“One must divide one's time between politics and equations. But our equations are much more important to me, because politics is for the present, while our equations are for eternity.” ― Albert Einstein
Often times, when solving math problems involved in the sciences, you will need to use very specific equations and formulas. Many even have names, such as Boyle's law, Charles' law, the ideal gas law, Gay-Lussac's law, law of universal gravitation, etc.
In strictly mathematical terms, a formula is an equation that relates different quantities to each other. When solving problems using formulas, you are often provided all of the known quantities for the variables, except one - which is called the unknown.
Consider the simple formula for density:
where d is density, m is the mass of the substance under investigation, and V is the volume of space it occupies. The equation enables you to learn many things: if given the mass of an object and the volume it occupies, then you can calculate density. If, however, you are trying to determine the unknown mass of an object, you can solve this knowing only the objects density and volume. In such a case the formula can be rearranged as follows, "solving" for mass:
Hopefully you are able to understand how that equation was rearranged. To isolate the variable in question (in this case, m), both sides of the equation can be multiplied by V/1. In a similar vein, if provided the density of the object and its mass, the same equation (d = m/V) can be arranged as follows in order to "solve for" volume:
Here, both sides of the original equation (d = m/V) was multiplied by V/1, and then 1/d.
Know, before you plug...
Most students agree that it is easy to plug and chug. A word of caution, however; before you plug in known variables when solving for the unknown, you must know what each of the variables stands for.
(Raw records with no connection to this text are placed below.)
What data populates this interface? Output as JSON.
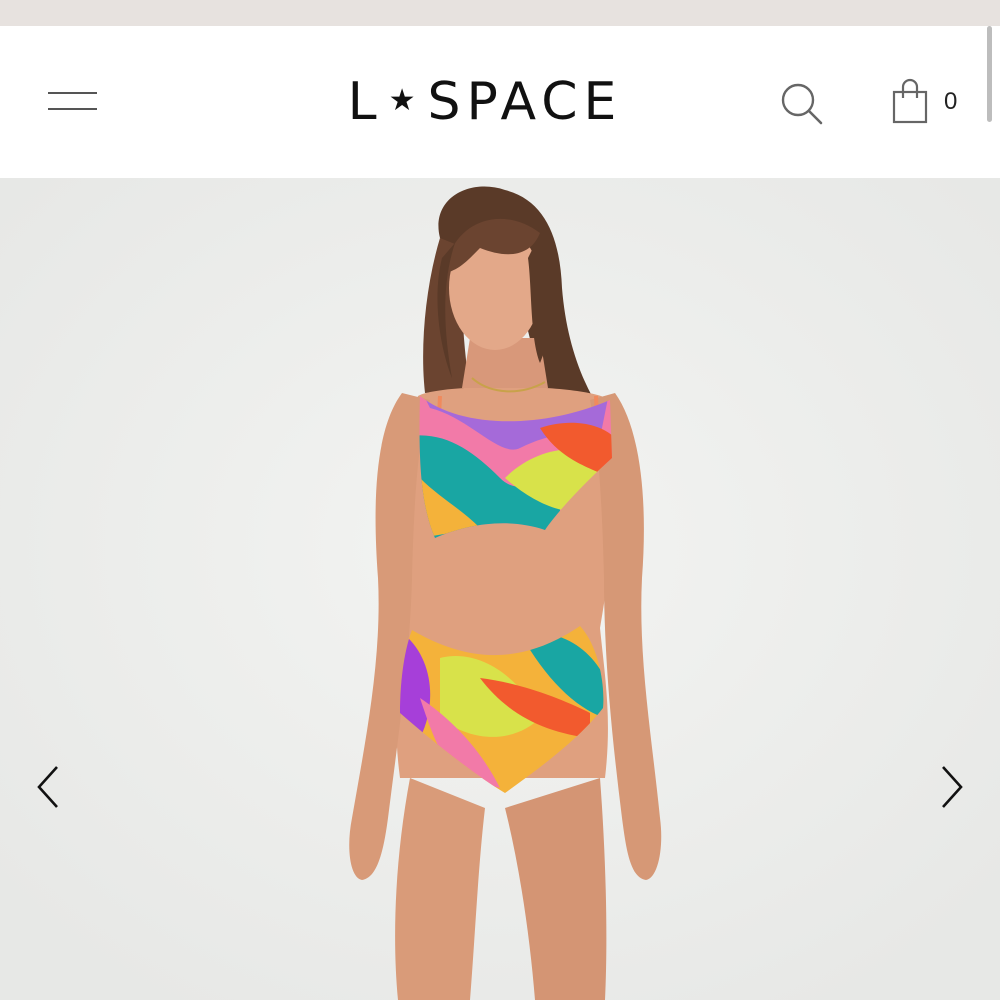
{
  "header": {
    "brand_left": "L",
    "brand_star": "★",
    "brand_right": "SPACE",
    "cart_count": "0",
    "icons": {
      "menu": "hamburger-menu-icon",
      "search": "search-icon",
      "cart": "shopping-bag-icon"
    }
  },
  "gallery": {
    "prev_icon": "chevron-left-icon",
    "next_icon": "chevron-right-icon"
  },
  "colors": {
    "promo_bar": "#e7e2df",
    "background": "#ebecea",
    "text": "#111111"
  }
}
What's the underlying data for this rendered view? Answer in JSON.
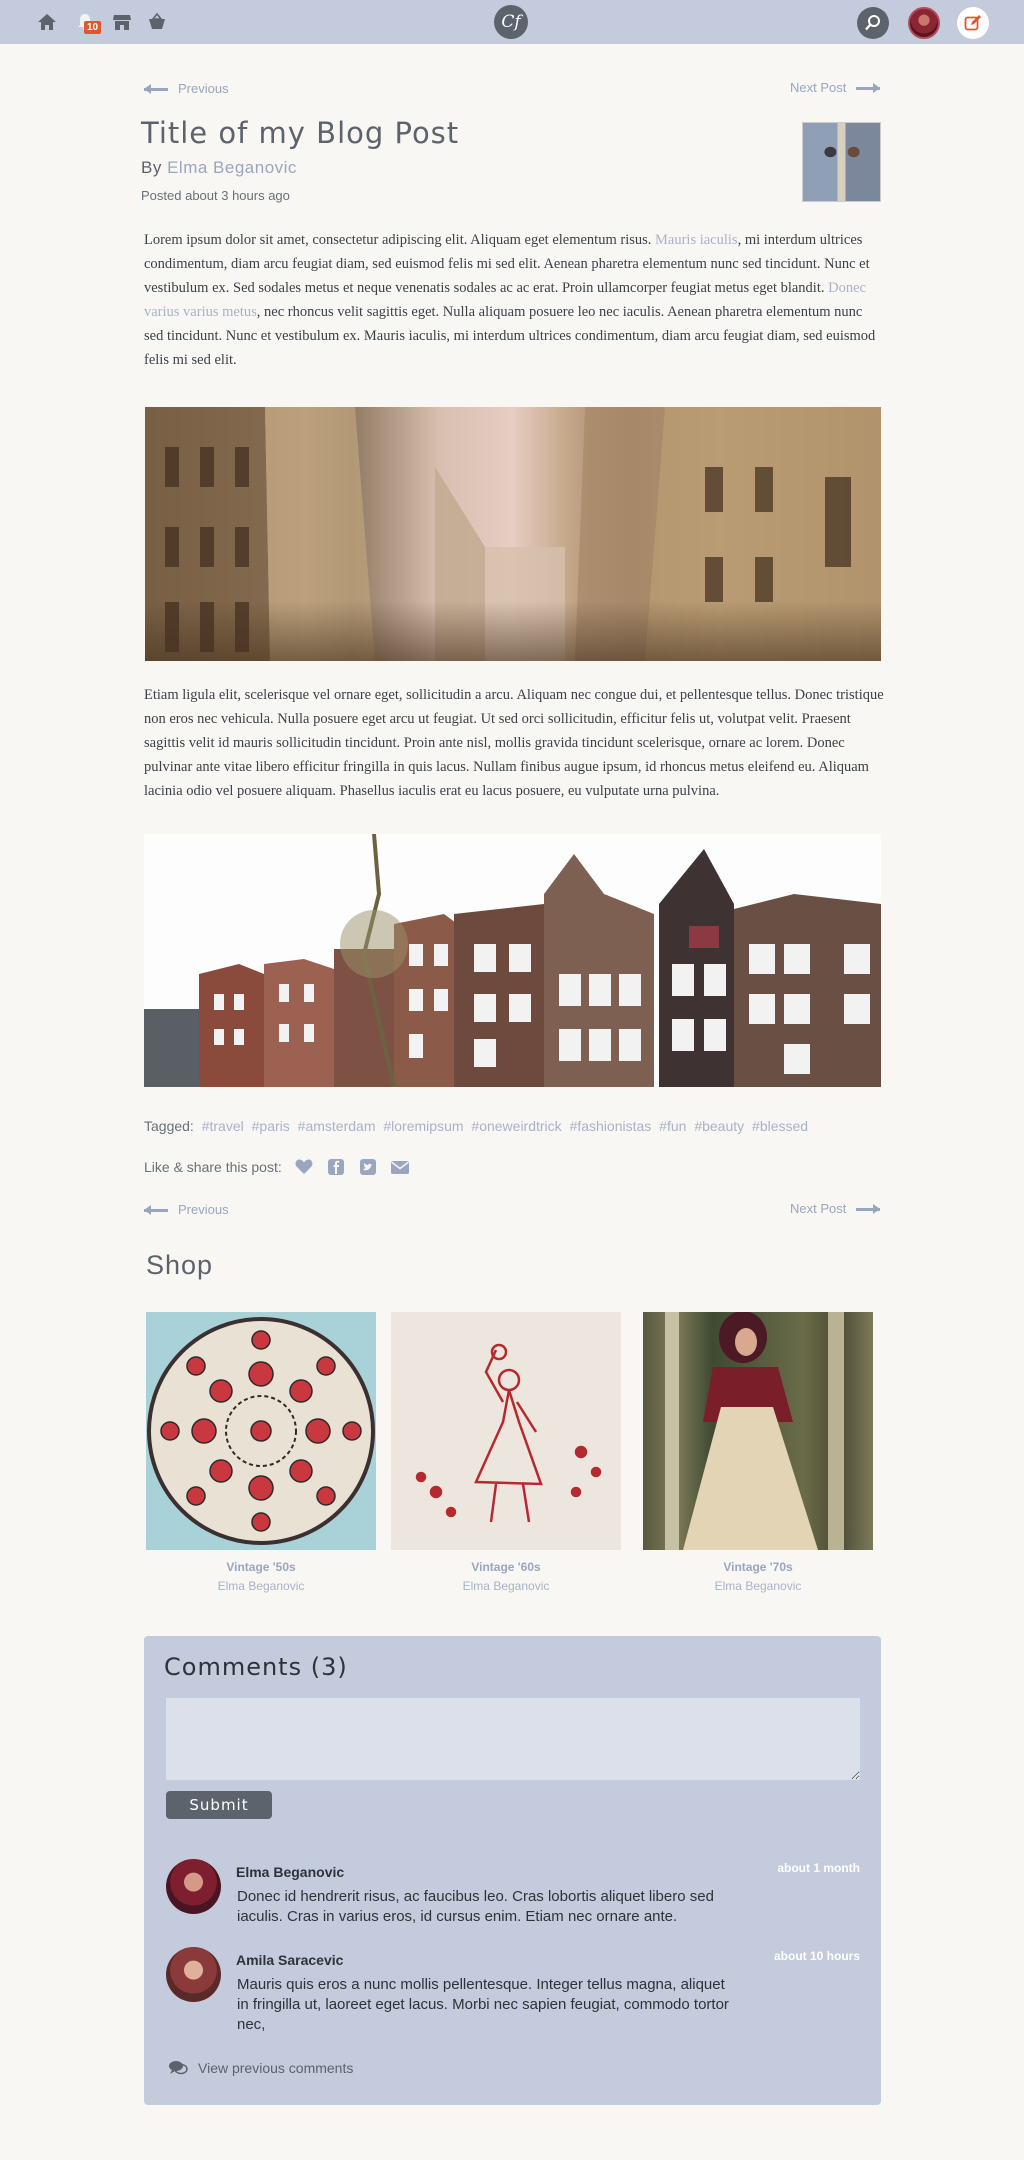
{
  "topbar": {
    "icons": [
      "home-icon",
      "notification-icon",
      "store-icon",
      "basket-icon"
    ],
    "notification_count": "10",
    "logo_text": "Cf",
    "right_icons": [
      "search-icon",
      "avatar",
      "compose-icon"
    ]
  },
  "nav": {
    "previous": "Previous",
    "next": "Next Post"
  },
  "post": {
    "title": "Title of my Blog Post",
    "by": "By",
    "author": "Elma Beganovic",
    "posted": "Posted about 3 hours ago",
    "para1_a": "Lorem ipsum dolor sit amet, consectetur adipiscing elit. Aliquam eget elementum risus. ",
    "para1_link1": "Mauris iaculis",
    "para1_b": ", mi interdum ultrices condimentum, diam arcu feugiat diam, sed euismod felis mi sed elit. Aenean pharetra elementum nunc sed tincidunt. Nunc et vestibulum ex. Sed sodales metus et neque venenatis sodales ac ac erat. Proin ullamcorper feugiat metus eget blandit. ",
    "para1_link2": "Donec varius varius metus",
    "para1_c": ", nec rhoncus velit sagittis eget. Nulla aliquam posuere leo nec iaculis. Aenean pharetra elementum nunc sed tincidunt. Nunc et vestibulum ex. Mauris iaculis, mi interdum ultrices condimentum, diam arcu feugiat diam, sed euismod felis mi sed elit.",
    "para2": "Etiam ligula elit, scelerisque vel ornare eget, sollicitudin a arcu. Aliquam nec congue dui, et pellentesque tellus. Donec tristique non eros nec vehicula. Nulla posuere eget arcu ut feugiat. Ut sed orci sollicitudin, efficitur felis ut, volutpat velit. Praesent sagittis velit id mauris sollicitudin tincidunt. Proin ante nisl, mollis gravida tincidunt scelerisque, ornare ac lorem. Donec pulvinar ante vitae libero efficitur fringilla in quis lacus. Nullam finibus augue ipsum, id rhoncus metus eleifend eu. Aliquam lacinia odio vel posuere aliquam. Phasellus iaculis erat eu lacus posuere, eu vulputate urna pulvina.",
    "tagged_label": "Tagged:",
    "tags": [
      "#travel",
      "#paris",
      "#amsterdam",
      "#loremipsum",
      "#oneweirdtrick",
      "#fashionistas",
      "#fun",
      "#beauty",
      "#blessed"
    ],
    "share_label": "Like & share this post:",
    "share_icons": [
      "heart-icon",
      "facebook-icon",
      "twitter-icon",
      "mail-icon"
    ]
  },
  "shop": {
    "title": "Shop",
    "items": [
      {
        "name": "Vintage '50s",
        "seller": "Elma Beganovic"
      },
      {
        "name": "Vintage '60s",
        "seller": "Elma Beganovic"
      },
      {
        "name": "Vintage '70s",
        "seller": "Elma Beganovic"
      }
    ]
  },
  "comments": {
    "title": "Comments (3)",
    "input_placeholder": "",
    "submit_label": "Submit",
    "items": [
      {
        "author": "Elma Beganovic",
        "time": "about 1 month",
        "text": "Donec id hendrerit risus, ac faucibus leo. Cras lobortis aliquet libero sed iaculis. Cras in varius eros, id cursus enim. Etiam nec ornare ante."
      },
      {
        "author": "Amila Saracevic",
        "time": "about 10 hours",
        "text": "Mauris quis eros a nunc mollis pellentesque. Integer tellus magna, aliquet in fringilla ut, laoreet eget lacus. Morbi nec sapien feugiat, commodo tortor nec,"
      }
    ],
    "view_previous": "View previous comments"
  },
  "colors": {
    "topbar": "#c3cbdc",
    "accent": "#9aa5bf",
    "dark": "#5d636d",
    "badge": "#e0562f",
    "page_bg": "#f8f7f3"
  }
}
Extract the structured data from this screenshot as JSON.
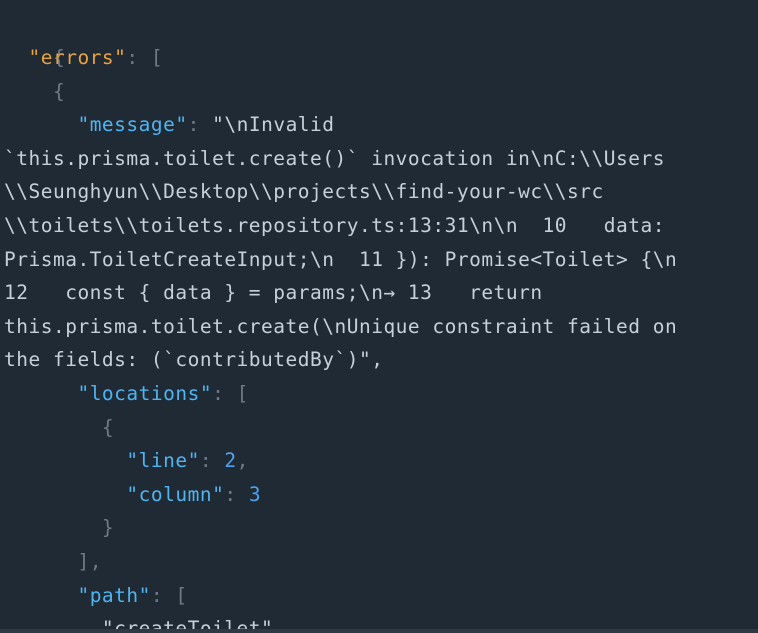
{
  "json_view": {
    "open_brace": "{",
    "errors_key": "\"errors\"",
    "colon": ":",
    "open_bracket": "[",
    "obj_open": "{",
    "message_key": "\"message\"",
    "message_lines": [
      "\"\\nInvalid",
      "`this.prisma.toilet.create()` invocation in\\nC:\\\\Users",
      "\\\\Seunghyun\\\\Desktop\\\\projects\\\\find-your-wc\\\\src",
      "\\\\toilets\\\\toilets.repository.ts:13:31\\n\\n  10   data:",
      "Prisma.ToiletCreateInput;\\n  11 }): Promise<Toilet> {\\n",
      "12   const { data } = params;\\n→ 13   return",
      "this.prisma.toilet.create(\\nUnique constraint failed on",
      "the fields: (`contributedBy`)\","
    ],
    "locations_key": "\"locations\"",
    "loc_open": "{",
    "line_key": "\"line\"",
    "line_value": "2",
    "comma": ",",
    "column_key": "\"column\"",
    "column_value": "3",
    "loc_close": "}",
    "locations_close": "],",
    "path_key": "\"path\"",
    "path_first": "\"createToilet\","
  }
}
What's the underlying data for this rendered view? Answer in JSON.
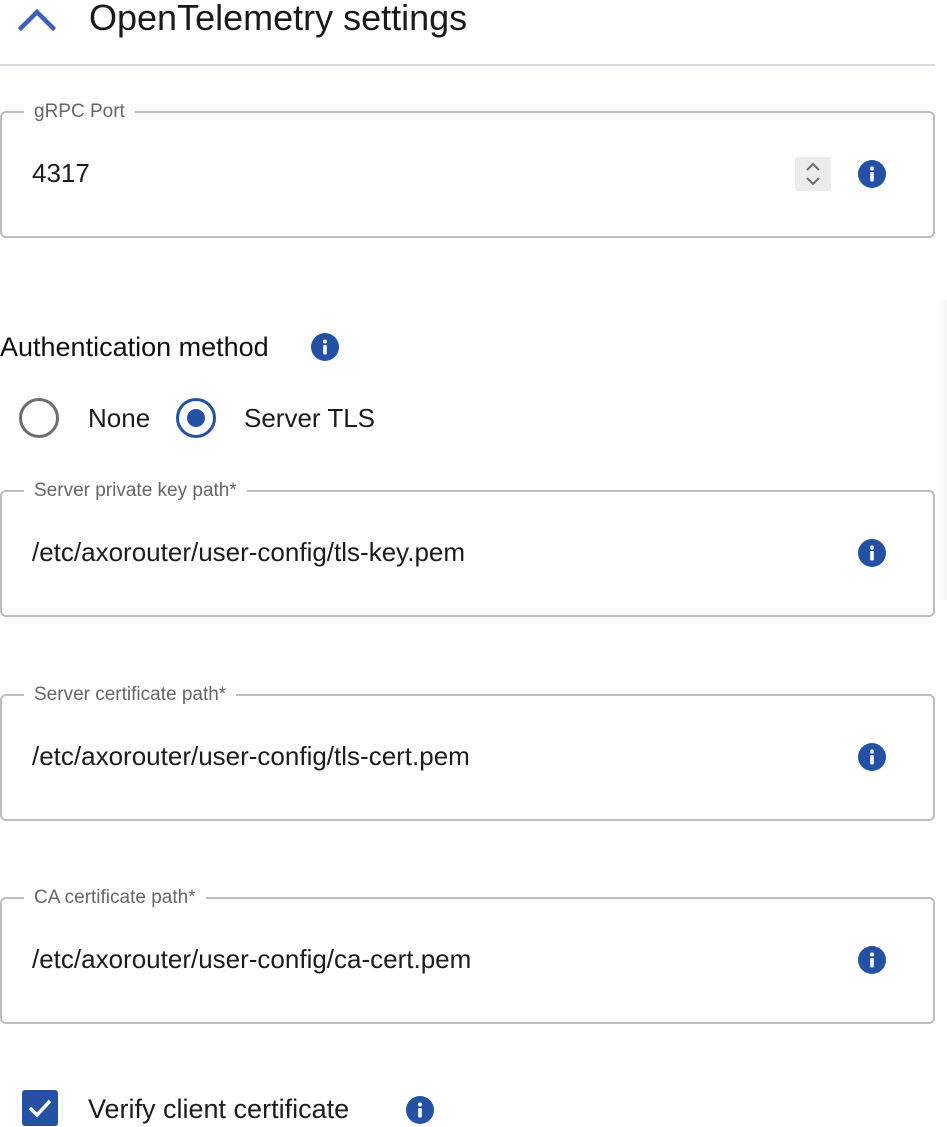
{
  "header": {
    "title": "OpenTelemetry settings",
    "collapse_icon": "chevron-up-icon"
  },
  "grpc_port": {
    "label": "gRPC Port",
    "value": "4317",
    "info_icon": "info-icon"
  },
  "authentication": {
    "title": "Authentication method",
    "options": [
      {
        "label": "None",
        "selected": false
      },
      {
        "label": "Server TLS",
        "selected": true
      }
    ]
  },
  "private_key_path": {
    "label": "Server private key path*",
    "value": "/etc/axorouter/user-config/tls-key.pem"
  },
  "certificate_path": {
    "label": "Server certificate path*",
    "value": "/etc/axorouter/user-config/tls-cert.pem"
  },
  "ca_certificate_path": {
    "label": "CA certificate path*",
    "value": "/etc/axorouter/user-config/ca-cert.pem"
  },
  "verify_client": {
    "label": "Verify client certificate",
    "checked": true
  },
  "colors": {
    "accent": "#2451a3",
    "border": "#bdbdbd",
    "label": "#666666"
  }
}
As an example, consider Coulomb's law which relates the electrostatic force felt between two point charges:
Where F is the electrostatic force, q1 and q2 describe the magnitude of charges on each individual point charge, r is the distance between the two charges, and k is a constant with a value of 9.0 x 10^9 N (m^2/C^2).
Suppose you are given this problem: "What is the magnitude of the repulsive electrostatic forces between two protons in a nucleus? Take the distance from center to center to be 3.00 x 10-15 m, and the charge of each proton is 1.60 x 10^-19 coulombs?"
Would you know how to solve this problem, given this information? If you are uncertain as to what F is, verses k, q, or r, then you are going to really struggle solving this problem. If you understand what each of the variables represents, then it's not too difficult to simply "plug" them in and solve as follows:
Do take note that not only did we calculate the numerical value of this problem, but we also employed the mathematical principles of unit cancellation so we ended up only with units of force (the newton).
So, if you are competent at rearranging the general form of equations, identifying known and unknown variables within a problem, applying mathematical principles of unit cancellation, and performing complex calculations on your calculator, you should enjoy great success in solving most of the problems you will encounter in chemistry and physics. The Professor Dave Explains videos linked right are great resources for honing many of these skills, so take the time to watch these, printing out and completing the Practice Sets as you go along.
Module 6 Resources
Check-off List of Things to Do: